The answers to these questions can be very useful when determining what a space might look like and where it should be located on your property. Ultimately, animal-centered design shouldn’t stop at the animals’ doorstep, but should extend throughout their entire habitat.
Why Is Animal-Centered Design Important?
It can be surprising to realize all the ways the old farming model may be influencing what we think we know about A species or specific breed of animal that is raised by humans for the use of their bodies or what comes from their bodies.. By engaging in an animal-centered design process, we can not only help our residents thrive, but we can also gain a better understanding of who they really are. As the folks from Piedmont Farm Animal Refuge put it:
“When we model this method of investing time and thought into A species or specific breed of animal that is raised by humans for the use of their bodies or what comes from their bodies. living spaces, and show farmed animals thriving in beautiful individualized habitats, it helps to deepen everyone’s understanding and appreciation of them. It reinforces the fact that animals are individuals, with likes and dislikes, just like us, and it furthers the message that animals are sentient, worthy beings. In a way, animal-centered design is a physical representation of the values of thePiedmont Farm Animal Refuge
The concept of providing nonhuman animals greater ethical and/or legal consideration to their basic interests, especially the avoidance of suffering and exploitation by humans. movement as a whole.”
Examples Of Animal-Centered Design
Now that we’ve talked about the basics of animal-centered design, let’s take a look at the living spaces it can create. In addition to the folks over at Piedmont Farm Animal Refuge, we talked to the humans at Triangle Chicken Advocates, who also focus on animal-centered design when creating living spaces for their residents. You’ll see that while each sanctuary follows a similar process, the end results vary greatly.
Animal-Centered Design At Piedmont Farm Animal Refuge
Animal-Centered Design At Triangle Chicken Advocates
Getting Started With Animal-Centered Design At Your Sanctuary
If the concept of animal-centered design is new to you, the idea of renovating a resident’s The indoor or outdoor area where an animal resident lives, eats, and rests. (or multiple living spaces!) can be overwhelming. It’s okay to start small and make changes over time. The most important thing is to think about who your residents are, looking to their ancestors or wild relatives for a deeper understanding of their natural behaviors and habitats. In addition to the examples here, look to other sanctuaries and microsantuaries for ideas or inspiration. But most importantly, listen to your residents!
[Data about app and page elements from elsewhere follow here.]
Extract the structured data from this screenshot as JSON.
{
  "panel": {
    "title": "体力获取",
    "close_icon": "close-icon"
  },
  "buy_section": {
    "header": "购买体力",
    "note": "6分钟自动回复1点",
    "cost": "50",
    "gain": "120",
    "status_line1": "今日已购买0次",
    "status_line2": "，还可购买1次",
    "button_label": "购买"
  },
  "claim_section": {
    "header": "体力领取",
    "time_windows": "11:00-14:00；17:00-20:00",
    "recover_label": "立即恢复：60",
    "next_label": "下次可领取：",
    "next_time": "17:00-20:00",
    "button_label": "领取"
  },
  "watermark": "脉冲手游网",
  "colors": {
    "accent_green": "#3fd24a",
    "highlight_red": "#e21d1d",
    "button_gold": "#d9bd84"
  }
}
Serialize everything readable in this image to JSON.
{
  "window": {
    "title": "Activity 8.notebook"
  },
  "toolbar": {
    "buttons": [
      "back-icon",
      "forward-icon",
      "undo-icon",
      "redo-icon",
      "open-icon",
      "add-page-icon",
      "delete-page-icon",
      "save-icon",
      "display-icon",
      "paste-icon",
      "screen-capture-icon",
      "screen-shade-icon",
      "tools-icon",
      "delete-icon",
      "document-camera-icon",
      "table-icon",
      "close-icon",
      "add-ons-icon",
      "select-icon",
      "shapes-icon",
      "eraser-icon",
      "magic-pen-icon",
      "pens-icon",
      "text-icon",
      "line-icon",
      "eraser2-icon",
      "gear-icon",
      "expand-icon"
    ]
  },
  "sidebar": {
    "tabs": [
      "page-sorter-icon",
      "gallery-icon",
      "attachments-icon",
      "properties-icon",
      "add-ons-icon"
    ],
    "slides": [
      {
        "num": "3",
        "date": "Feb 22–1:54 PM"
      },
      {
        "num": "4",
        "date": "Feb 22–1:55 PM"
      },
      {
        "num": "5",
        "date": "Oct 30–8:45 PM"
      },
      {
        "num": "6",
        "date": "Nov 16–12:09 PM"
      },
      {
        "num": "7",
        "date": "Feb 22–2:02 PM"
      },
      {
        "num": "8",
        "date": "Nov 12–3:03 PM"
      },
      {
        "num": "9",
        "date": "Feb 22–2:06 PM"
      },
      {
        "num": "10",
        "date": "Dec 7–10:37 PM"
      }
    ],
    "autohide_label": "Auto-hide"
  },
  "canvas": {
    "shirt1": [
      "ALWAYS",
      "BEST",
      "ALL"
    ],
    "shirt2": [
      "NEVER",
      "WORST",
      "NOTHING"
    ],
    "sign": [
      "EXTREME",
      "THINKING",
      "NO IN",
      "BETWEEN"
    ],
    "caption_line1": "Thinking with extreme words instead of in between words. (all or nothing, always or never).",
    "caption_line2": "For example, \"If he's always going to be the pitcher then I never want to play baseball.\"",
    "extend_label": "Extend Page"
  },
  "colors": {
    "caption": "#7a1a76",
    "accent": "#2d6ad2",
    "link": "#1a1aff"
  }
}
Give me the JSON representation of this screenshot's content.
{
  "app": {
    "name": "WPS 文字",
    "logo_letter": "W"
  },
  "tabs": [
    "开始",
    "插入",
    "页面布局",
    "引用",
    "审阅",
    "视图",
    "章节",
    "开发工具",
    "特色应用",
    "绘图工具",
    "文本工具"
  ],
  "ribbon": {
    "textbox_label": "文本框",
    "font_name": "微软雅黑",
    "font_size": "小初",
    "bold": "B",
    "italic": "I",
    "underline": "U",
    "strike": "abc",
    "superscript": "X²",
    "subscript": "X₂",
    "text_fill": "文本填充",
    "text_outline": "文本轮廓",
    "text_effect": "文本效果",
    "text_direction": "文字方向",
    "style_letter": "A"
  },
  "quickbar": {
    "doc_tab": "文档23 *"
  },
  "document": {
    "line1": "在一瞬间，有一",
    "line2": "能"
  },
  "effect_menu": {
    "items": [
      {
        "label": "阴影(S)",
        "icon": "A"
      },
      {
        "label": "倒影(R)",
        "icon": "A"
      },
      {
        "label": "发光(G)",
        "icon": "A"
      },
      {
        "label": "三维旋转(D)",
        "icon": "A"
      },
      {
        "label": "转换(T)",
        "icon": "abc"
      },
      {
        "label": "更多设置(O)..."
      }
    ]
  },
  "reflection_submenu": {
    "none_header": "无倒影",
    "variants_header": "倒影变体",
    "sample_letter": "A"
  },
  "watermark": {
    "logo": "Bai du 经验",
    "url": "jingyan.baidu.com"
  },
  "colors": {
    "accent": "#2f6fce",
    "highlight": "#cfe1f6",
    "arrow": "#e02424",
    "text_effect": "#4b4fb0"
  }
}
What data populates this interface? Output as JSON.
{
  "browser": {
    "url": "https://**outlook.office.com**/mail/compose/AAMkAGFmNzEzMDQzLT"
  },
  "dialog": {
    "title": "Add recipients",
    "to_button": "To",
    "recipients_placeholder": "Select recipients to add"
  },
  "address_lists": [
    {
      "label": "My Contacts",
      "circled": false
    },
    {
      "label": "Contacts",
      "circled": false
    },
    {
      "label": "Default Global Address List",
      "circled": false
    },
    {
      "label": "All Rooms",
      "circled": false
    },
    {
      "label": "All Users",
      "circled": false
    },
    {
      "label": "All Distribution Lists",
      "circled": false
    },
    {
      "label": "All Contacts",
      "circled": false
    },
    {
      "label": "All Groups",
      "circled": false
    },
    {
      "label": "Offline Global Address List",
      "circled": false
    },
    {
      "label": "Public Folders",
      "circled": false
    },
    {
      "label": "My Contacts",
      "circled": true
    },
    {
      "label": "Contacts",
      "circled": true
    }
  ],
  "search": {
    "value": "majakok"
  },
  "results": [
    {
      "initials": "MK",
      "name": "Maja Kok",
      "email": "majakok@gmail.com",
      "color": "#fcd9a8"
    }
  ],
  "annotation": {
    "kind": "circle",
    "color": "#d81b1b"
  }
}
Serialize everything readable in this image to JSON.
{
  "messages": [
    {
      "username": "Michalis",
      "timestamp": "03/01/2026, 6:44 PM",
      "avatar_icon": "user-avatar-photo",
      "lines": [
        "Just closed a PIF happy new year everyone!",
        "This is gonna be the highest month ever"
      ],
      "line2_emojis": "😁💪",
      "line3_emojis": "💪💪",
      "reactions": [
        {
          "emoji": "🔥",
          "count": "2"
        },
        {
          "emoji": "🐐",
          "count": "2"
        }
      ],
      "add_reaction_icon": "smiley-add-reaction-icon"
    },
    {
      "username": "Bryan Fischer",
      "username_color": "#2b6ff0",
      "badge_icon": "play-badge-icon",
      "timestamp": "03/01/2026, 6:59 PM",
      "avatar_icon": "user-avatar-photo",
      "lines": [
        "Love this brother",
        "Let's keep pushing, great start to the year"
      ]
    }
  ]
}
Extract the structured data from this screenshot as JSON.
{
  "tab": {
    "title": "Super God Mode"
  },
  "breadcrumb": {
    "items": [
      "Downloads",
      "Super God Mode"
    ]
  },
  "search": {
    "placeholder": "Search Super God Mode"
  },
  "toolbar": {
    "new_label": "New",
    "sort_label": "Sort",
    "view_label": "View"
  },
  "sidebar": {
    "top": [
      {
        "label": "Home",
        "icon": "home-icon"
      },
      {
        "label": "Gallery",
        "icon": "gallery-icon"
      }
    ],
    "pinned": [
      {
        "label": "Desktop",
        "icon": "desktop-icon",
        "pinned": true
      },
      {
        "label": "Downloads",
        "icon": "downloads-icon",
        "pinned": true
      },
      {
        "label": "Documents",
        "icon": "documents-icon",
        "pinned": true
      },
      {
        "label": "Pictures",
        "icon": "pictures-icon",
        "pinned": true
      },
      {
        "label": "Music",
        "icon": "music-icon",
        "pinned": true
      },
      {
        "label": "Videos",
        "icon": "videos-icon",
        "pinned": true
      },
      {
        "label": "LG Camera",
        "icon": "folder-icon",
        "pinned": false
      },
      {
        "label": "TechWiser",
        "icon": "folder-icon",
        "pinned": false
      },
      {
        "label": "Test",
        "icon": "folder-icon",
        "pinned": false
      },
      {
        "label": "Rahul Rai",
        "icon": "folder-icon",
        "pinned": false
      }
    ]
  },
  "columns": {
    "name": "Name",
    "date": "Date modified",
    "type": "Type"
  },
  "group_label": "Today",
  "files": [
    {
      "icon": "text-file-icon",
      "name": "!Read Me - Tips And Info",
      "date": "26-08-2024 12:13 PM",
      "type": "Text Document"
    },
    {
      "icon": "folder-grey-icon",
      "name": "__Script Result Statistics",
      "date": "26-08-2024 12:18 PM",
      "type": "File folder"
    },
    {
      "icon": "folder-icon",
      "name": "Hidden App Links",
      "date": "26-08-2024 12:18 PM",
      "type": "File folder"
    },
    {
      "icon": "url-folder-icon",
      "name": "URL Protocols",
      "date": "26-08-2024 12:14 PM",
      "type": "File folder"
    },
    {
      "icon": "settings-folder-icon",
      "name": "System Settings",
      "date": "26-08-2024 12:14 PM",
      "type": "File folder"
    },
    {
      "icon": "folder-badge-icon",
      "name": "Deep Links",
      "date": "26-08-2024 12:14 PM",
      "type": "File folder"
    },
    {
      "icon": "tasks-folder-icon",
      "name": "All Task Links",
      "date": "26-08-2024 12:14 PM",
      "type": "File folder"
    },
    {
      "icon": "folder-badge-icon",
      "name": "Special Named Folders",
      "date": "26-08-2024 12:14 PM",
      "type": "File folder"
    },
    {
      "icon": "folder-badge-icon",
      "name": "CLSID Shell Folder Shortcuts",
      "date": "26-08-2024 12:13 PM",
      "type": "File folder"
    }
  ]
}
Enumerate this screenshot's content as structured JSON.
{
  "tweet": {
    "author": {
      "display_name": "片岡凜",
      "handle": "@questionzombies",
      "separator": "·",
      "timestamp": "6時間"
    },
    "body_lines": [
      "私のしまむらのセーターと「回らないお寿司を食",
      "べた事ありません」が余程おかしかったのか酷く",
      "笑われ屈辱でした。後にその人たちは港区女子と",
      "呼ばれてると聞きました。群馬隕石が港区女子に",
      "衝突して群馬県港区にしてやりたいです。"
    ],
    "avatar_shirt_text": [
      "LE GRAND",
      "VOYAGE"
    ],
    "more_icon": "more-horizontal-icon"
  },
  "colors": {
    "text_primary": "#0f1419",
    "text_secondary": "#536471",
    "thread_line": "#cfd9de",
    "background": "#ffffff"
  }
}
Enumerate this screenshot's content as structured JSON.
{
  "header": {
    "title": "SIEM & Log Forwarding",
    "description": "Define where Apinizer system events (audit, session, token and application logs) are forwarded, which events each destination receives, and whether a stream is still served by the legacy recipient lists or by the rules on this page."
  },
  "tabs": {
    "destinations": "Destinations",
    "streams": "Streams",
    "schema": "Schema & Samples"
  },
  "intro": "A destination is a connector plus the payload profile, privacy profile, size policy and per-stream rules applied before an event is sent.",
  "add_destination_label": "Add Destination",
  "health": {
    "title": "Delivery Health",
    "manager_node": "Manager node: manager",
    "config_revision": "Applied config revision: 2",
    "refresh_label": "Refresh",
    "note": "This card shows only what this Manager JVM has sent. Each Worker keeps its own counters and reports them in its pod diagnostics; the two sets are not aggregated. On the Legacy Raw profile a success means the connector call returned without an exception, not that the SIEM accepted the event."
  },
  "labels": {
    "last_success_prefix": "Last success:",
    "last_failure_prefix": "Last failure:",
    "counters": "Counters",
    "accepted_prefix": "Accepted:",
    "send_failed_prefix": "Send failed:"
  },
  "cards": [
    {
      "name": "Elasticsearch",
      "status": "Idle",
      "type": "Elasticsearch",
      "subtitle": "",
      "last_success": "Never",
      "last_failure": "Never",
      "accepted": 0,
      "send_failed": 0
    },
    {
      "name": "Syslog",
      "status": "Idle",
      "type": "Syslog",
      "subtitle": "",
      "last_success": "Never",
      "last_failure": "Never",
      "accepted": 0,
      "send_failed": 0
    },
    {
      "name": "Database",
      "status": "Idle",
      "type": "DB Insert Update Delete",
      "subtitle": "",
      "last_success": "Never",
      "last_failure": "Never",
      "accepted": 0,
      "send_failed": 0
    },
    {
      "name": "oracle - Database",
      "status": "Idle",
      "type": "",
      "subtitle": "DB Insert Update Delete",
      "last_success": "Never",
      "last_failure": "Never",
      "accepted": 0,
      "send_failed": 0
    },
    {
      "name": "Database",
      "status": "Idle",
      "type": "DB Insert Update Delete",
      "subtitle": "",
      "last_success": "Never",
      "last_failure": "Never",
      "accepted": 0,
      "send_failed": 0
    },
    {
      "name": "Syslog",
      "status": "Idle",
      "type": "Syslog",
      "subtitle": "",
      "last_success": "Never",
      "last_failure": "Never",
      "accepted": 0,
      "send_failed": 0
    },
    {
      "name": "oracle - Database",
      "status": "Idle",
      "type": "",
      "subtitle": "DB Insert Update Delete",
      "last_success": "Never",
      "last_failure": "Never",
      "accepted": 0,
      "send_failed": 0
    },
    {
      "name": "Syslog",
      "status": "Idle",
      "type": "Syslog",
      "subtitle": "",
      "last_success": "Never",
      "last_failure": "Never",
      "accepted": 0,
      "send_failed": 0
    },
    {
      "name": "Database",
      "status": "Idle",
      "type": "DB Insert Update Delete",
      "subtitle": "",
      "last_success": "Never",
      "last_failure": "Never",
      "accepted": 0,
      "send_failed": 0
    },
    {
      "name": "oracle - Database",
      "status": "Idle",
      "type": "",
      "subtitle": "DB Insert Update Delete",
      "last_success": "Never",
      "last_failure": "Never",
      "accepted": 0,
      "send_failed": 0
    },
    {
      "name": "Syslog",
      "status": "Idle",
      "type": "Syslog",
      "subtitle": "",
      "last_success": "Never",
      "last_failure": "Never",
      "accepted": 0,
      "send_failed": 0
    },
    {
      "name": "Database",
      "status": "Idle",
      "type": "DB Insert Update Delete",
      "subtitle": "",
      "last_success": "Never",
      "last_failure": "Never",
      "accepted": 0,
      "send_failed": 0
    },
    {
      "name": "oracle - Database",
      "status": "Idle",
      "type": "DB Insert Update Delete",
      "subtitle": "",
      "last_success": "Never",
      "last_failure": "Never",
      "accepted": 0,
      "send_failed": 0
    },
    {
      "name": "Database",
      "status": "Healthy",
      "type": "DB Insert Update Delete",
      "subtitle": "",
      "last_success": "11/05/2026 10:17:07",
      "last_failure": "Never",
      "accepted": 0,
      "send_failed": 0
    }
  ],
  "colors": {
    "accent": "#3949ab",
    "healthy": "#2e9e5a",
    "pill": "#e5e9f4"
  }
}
They’ll let you know what they think of any changes you make to their living spaces, so let them guide you in the process.
Video Resource: An Introduction To Animal-Centered Design- Webinar Excerpt
The staff of The Open Sanctuary Project gave a webinar in 2020 as part of P.E.A.C.E. Canada’s Speaker Series, and we spent some time discussing animal-centered design as discussed in the rest of this resource. Check it out below!